» **THE DATA**:
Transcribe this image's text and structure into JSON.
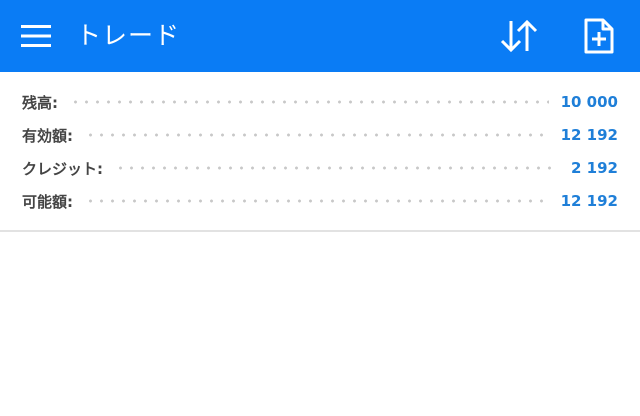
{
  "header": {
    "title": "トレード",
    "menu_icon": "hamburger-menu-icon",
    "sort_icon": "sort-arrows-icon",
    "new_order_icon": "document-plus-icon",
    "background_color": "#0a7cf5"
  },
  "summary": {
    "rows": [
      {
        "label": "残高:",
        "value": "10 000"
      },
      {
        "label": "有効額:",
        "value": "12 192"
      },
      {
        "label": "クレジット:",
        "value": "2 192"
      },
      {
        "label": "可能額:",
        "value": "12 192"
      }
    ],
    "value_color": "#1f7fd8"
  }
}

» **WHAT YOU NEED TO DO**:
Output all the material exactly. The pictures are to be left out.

» **RESPONSE AREA**:
Transcribe this image's text and structure into JSON.
{
  "header": {
    "title": "トレード",
    "menu_icon": "hamburger-menu-icon",
    "sort_icon": "sort-arrows-icon",
    "new_order_icon": "document-plus-icon",
    "background_color": "#0a7cf5"
  },
  "summary": {
    "rows": [
      {
        "label": "残高:",
        "value": "10 000"
      },
      {
        "label": "有効額:",
        "value": "12 192"
      },
      {
        "label": "クレジット:",
        "value": "2 192"
      },
      {
        "label": "可能額:",
        "value": "12 192"
      }
    ],
    "value_color": "#1f7fd8"
  }
}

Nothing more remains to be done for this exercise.